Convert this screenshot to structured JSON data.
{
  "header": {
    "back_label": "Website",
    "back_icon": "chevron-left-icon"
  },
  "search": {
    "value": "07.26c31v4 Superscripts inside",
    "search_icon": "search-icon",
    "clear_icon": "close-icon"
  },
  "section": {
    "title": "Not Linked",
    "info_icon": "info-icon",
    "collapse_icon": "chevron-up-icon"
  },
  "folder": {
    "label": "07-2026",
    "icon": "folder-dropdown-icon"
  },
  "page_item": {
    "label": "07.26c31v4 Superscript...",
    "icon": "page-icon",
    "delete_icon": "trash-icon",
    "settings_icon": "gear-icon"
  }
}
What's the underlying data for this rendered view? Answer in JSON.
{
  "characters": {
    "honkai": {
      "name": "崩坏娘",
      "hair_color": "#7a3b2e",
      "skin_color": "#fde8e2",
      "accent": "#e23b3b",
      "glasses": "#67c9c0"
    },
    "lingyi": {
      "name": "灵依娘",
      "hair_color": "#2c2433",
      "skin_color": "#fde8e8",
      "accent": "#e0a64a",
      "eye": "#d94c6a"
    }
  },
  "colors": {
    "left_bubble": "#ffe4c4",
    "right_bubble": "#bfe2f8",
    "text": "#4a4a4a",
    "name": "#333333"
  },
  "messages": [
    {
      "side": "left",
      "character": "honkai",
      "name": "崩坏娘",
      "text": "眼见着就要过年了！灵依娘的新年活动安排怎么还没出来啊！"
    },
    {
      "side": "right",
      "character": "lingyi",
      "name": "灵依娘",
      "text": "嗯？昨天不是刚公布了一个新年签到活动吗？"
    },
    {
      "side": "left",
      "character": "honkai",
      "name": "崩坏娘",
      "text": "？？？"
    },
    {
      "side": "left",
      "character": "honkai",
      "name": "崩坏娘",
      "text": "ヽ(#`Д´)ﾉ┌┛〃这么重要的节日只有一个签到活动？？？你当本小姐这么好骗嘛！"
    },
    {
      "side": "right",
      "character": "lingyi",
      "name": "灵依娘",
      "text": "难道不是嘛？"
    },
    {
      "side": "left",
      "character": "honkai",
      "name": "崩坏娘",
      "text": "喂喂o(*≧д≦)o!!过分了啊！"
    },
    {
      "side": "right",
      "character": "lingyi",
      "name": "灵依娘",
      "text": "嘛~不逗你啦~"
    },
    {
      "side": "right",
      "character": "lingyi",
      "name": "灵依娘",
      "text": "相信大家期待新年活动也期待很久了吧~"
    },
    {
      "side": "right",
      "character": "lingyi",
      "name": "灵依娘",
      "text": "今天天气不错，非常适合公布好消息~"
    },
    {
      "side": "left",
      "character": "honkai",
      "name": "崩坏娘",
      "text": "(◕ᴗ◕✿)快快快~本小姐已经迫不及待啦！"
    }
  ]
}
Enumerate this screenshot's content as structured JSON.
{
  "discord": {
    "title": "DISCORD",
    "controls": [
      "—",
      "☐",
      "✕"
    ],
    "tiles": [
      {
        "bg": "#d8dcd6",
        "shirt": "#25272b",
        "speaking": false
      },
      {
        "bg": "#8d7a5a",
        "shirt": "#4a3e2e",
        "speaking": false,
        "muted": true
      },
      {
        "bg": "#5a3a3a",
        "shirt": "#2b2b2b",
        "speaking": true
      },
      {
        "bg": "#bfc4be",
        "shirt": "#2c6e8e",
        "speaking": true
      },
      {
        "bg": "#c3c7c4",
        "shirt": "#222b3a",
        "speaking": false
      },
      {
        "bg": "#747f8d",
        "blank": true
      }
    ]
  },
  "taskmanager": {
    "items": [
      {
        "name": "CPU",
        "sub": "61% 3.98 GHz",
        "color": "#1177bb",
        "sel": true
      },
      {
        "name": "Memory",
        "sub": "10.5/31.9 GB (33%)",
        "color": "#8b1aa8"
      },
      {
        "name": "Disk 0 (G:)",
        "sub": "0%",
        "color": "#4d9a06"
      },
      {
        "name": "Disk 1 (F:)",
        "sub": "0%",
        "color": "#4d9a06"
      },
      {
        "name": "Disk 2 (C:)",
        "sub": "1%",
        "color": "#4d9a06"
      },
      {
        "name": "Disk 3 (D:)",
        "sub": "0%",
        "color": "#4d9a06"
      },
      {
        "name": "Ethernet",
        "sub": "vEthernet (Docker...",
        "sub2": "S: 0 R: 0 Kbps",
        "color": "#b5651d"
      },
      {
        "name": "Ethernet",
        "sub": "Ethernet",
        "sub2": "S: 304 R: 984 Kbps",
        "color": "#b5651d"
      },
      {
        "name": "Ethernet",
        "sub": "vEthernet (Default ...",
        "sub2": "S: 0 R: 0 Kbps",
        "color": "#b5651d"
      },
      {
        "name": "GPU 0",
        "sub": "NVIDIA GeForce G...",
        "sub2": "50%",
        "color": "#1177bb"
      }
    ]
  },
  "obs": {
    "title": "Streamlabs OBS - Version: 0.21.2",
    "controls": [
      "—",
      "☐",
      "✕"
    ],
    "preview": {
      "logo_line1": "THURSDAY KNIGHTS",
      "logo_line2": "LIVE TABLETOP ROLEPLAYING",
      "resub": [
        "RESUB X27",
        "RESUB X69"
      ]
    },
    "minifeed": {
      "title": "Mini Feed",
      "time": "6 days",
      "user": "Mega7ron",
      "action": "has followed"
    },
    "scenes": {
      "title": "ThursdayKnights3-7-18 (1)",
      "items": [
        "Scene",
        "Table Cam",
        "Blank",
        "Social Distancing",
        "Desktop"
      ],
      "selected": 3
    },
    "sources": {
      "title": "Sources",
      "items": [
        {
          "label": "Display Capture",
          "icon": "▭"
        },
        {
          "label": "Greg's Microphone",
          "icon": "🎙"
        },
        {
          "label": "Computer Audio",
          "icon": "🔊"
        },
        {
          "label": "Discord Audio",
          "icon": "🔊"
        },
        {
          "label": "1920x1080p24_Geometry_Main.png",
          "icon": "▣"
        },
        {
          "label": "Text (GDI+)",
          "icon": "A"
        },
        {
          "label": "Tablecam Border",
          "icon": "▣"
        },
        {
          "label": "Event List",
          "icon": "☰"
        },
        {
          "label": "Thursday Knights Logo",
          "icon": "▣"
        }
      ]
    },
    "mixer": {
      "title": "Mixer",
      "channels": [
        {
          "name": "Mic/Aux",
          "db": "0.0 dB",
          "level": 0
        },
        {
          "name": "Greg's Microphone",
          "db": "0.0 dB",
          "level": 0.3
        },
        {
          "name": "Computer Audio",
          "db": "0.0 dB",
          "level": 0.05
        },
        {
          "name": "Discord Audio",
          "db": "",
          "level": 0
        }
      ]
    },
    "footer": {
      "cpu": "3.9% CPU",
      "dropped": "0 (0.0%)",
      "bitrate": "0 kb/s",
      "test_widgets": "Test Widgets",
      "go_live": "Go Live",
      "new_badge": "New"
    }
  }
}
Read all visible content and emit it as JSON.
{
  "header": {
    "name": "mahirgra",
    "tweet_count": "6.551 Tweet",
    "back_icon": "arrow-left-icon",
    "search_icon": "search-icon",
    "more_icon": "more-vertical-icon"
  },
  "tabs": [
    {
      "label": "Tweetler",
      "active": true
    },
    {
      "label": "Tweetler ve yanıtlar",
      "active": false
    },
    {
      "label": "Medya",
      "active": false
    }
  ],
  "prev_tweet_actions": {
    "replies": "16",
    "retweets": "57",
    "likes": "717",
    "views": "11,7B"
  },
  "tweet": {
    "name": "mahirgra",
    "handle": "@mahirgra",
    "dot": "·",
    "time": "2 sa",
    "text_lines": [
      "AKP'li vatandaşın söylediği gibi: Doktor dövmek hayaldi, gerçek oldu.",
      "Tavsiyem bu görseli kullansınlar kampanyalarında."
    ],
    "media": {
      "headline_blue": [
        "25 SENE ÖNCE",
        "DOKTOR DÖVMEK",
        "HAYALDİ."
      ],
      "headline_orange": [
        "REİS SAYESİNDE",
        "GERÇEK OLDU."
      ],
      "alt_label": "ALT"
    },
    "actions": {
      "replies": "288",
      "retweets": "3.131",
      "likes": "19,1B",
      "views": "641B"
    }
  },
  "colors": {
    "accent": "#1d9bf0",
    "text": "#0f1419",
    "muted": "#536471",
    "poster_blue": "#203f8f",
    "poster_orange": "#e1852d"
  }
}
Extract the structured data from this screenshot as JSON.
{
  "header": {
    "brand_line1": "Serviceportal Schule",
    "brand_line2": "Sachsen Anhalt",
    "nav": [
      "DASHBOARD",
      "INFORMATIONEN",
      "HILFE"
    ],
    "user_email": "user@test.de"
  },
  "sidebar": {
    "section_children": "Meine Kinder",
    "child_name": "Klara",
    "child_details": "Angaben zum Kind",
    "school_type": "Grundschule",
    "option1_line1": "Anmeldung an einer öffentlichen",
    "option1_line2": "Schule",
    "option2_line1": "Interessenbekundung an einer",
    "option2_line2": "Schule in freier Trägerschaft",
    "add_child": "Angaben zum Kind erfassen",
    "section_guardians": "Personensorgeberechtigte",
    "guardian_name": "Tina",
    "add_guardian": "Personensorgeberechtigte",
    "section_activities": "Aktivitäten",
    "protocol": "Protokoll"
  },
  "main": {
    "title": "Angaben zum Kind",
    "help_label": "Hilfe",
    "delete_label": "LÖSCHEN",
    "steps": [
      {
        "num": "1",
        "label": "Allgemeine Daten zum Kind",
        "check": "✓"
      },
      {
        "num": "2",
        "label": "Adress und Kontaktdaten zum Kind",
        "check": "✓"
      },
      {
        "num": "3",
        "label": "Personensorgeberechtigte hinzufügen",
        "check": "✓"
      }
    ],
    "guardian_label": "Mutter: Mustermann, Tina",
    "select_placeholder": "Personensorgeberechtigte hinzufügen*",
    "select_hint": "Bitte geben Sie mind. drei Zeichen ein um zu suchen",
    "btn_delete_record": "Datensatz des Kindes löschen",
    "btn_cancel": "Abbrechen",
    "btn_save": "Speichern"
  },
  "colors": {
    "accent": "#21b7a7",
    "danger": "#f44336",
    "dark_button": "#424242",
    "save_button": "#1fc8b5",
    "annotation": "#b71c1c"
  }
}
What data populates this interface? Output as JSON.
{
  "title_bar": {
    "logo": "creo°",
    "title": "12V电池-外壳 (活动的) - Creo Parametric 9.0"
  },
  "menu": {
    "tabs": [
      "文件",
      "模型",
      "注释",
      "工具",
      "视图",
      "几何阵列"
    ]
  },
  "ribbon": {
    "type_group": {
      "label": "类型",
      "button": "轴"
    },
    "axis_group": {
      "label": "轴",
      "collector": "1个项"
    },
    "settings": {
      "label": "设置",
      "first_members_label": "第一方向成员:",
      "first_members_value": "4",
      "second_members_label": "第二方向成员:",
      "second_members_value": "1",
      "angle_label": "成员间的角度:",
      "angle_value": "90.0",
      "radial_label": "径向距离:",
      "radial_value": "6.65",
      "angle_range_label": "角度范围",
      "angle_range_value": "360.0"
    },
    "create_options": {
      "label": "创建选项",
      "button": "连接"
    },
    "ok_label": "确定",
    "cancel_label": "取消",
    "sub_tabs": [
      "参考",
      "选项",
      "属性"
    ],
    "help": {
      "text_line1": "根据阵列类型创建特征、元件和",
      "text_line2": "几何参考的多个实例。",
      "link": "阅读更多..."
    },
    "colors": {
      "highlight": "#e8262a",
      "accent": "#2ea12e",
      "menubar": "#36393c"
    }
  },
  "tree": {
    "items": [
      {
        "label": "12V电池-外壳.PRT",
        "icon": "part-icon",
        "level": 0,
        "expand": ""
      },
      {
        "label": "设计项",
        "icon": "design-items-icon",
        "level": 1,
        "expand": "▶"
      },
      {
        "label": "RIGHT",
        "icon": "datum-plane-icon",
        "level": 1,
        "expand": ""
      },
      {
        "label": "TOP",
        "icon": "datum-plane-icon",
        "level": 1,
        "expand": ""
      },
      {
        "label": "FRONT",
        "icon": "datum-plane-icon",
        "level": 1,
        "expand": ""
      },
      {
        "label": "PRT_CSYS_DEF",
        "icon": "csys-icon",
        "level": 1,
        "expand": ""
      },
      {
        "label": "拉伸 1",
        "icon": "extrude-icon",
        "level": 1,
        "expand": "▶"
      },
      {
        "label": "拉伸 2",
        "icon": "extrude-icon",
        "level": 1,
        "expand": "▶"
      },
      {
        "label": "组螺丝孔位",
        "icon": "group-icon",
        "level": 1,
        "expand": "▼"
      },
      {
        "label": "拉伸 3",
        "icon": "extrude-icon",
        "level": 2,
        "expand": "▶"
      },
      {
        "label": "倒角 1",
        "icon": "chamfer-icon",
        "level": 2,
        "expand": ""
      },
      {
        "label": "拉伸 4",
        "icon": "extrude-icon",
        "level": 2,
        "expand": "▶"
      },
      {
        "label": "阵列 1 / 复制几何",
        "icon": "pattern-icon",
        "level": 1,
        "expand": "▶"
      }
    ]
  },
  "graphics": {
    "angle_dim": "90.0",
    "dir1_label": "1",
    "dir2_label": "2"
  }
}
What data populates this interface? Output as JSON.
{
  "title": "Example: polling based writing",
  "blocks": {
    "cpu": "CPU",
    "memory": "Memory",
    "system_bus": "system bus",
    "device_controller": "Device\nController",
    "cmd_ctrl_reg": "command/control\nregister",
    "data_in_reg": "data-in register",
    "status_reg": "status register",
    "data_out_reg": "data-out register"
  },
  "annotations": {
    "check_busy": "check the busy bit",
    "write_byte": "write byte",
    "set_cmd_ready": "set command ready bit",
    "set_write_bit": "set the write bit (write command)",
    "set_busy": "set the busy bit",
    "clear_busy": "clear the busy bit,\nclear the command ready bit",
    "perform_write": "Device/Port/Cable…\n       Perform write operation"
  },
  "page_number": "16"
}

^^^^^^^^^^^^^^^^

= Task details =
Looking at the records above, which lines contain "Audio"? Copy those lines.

= Solution to this exercise =
          "label": "Computer Audio",
          "label": "Discord Audio",
          "name": "Computer Audio",
          "name": "Discord Audio",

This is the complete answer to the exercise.